Taos town councilor and mayoral contender Darien Fernandez remains in the race.
A case questioning the legitimacy of his in-town listed residence ended when First Judicial District Judge David Thomson denied a petition filed against Town Clerk Renee Lucero, the official with whom candidates file election forms. The petition, called a Writ of Mandamus, requires an official to "perform their duty" and "correct an abuse of discretion," by finding Fernandez did not live at the address he listed on his declaration of candidacy.
Plaintiff Michael Miro filed the petition Feb. 9 against the town, saying that Taos mayoral candidate Darien Fernandez did not reside at the Taos address – 326 Montoya Street – listed on his declaration of candidacy form.
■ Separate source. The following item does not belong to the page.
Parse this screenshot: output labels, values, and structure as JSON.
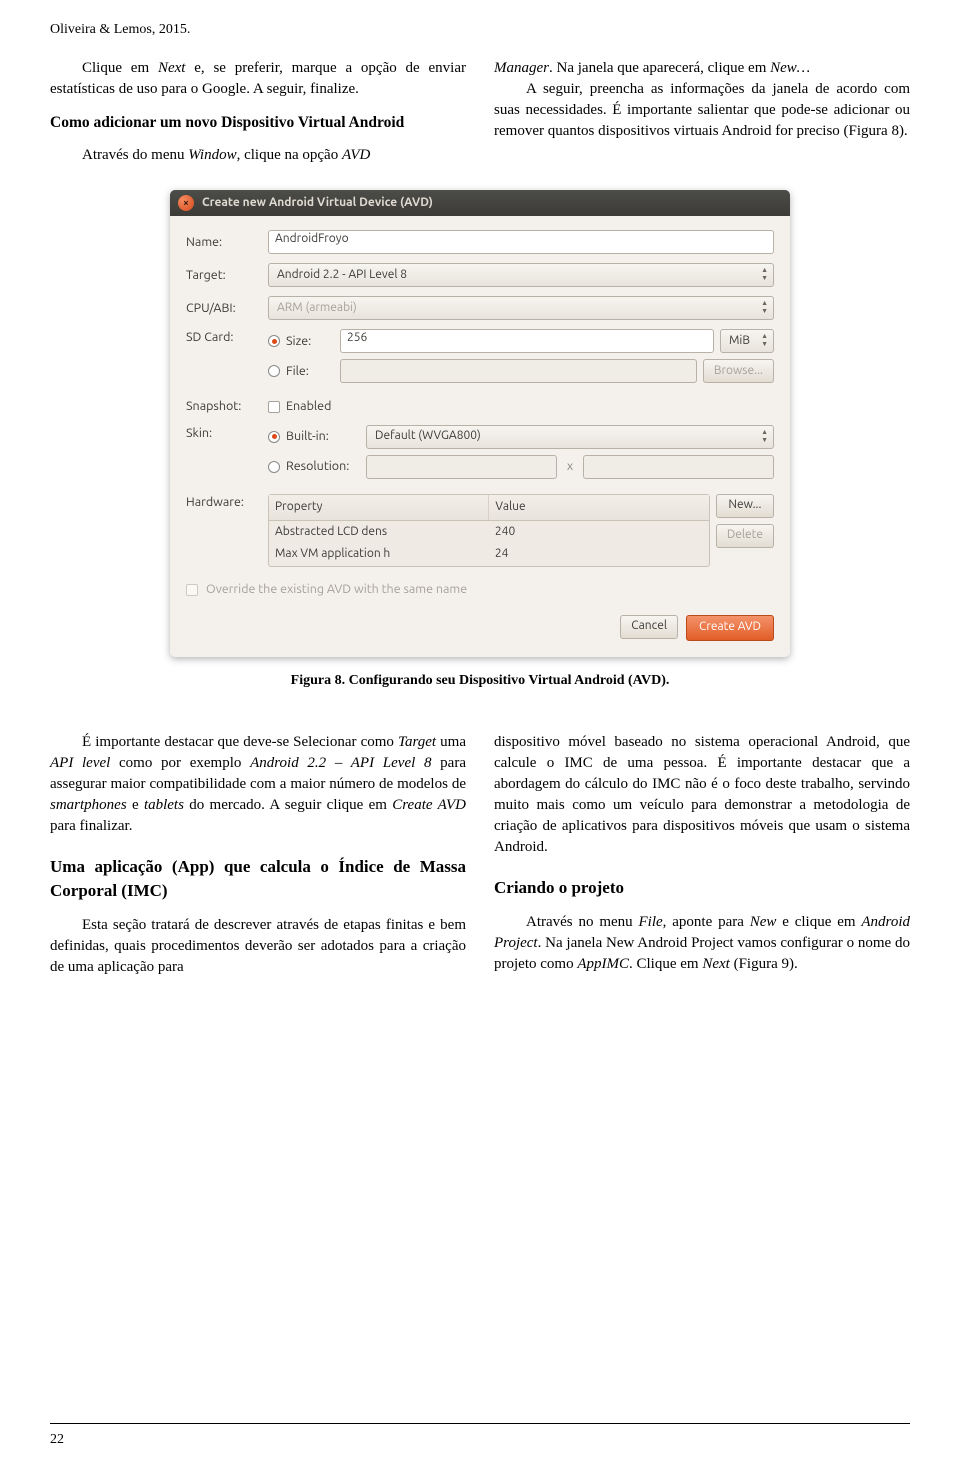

A hearing in the case was held in Eighth Judicial District Court in Taos, Wednesday (Feb. 28) with Fernandez' removal from the ballot at stake in the case. The address had been challenged by community members and family alike in Taos, who said that Fernandez did not reside at the address and had no right to list the house as his residency for the campaign.
But the judge denied the petition and Fernandez will not be decertified as a candidate in the race, according to the court order.
"Now that this distraction is over, I’m focused on winning the election this Tuesday (March 6)," Fernandez said in a campaign press release. "I’m knocking on doors, making phone calls, and working hard for every vote."
Fernandez' father, David Fernandez, owns the property along with five other family co-owners. The house has been in the Fernandez family for more than 50 years and, according to family members, the children of the six owners are allowed to use the house as they please.
Town clerks must verify that the candidate's voter registration and address match on their candidacy declaration along with several other factors. According to the court order by Thomson, Fernandez' credentials made the cut and he was able to be certified by Lucero for candidacy.
Taos Mayor Dan Barrone, who is running for a second term, also faces a legal challenge to his residency. The case, filed by town councilor Judi Cantu, who is running for reelection, is scheduled for a hearing in district court in Las Vegas after the March 6 election.
State law regarding residency requirements for candidates is vague, leaving it open to interpretation.